The purpose of a special needs trust is usually to provide some kind of supplemental support for an individual with special needs without eliminating their eligibility for certain kinds of state aid, such as Medicaid benefits. A special needs trust provides structured distributions that can last for life in some cases.
Family members and even nonprofit organizations can create and fund special needs trusts to help cover the cost-of-living expenses of an individual with special needs or supplement their standard of living. Putting together a special needs trust, especially as an individual or family member earmarking resources for a vulnerable loved one, it is often important to address the remaining assets in the trust.
Naming someone to receive the remainder of the trust is beneficial.
When someone chooses an individual to receive the remaining property in a trust or an estate, that individual is the remainderman. The inclusion of special language in a trust to designate someone to receive any remaining assets in the trust can help someone maximize the positive impact they create when planning their legacy.
In fact, some people choose to have the remaining assets in a special needs trust transferred to a non-profit or charitable organization that provides support for individuals with similar medical conditions to the original beneficiary of the trust. Others name family members or other loved ones as the recipients of any remaining assets in the trust after the beneficiary dies.

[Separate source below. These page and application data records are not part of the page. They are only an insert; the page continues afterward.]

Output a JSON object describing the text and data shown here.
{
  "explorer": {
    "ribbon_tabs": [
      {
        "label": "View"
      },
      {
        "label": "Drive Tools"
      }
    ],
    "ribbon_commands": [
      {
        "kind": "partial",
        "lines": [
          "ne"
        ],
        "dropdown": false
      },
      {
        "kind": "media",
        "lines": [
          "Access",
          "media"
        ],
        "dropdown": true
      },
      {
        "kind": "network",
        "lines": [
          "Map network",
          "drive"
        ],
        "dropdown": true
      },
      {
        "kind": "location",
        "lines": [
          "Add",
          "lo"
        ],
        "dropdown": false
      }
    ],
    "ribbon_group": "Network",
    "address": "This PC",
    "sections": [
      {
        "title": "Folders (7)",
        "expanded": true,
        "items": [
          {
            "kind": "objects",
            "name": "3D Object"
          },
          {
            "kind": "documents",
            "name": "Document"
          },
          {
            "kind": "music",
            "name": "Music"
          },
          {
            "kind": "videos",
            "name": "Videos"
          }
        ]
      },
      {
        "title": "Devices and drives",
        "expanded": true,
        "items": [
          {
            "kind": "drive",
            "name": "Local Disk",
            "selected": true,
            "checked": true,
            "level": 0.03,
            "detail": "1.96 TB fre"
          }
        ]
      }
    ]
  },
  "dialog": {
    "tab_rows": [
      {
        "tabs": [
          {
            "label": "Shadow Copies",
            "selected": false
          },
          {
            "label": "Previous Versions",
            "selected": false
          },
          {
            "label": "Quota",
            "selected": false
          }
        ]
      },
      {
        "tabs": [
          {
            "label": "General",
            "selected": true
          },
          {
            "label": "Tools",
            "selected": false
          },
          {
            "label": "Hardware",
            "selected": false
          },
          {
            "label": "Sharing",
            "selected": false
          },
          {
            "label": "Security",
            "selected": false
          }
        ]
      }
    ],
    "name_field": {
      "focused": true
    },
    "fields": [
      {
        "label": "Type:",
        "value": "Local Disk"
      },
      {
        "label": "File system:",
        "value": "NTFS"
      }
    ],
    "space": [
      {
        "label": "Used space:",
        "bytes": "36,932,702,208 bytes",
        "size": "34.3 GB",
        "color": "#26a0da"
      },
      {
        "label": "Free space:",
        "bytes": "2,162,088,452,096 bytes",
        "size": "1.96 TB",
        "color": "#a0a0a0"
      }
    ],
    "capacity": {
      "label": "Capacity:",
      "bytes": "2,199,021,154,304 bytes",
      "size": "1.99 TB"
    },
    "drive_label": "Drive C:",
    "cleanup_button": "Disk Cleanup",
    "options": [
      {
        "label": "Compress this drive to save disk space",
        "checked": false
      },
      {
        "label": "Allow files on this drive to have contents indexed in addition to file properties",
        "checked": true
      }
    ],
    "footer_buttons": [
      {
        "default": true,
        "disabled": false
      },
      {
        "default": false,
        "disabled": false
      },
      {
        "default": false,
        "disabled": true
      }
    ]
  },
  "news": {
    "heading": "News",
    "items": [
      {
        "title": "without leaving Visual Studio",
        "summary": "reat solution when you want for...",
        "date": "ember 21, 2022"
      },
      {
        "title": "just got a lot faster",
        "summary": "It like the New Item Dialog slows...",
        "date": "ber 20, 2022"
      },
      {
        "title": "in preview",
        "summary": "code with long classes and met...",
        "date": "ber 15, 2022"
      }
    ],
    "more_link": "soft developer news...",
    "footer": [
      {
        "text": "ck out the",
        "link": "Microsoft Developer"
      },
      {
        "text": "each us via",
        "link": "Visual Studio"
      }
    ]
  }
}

Planning for every eventuality when putting together a special needs trust can help people maximize the positive impact of their estate planning efforts.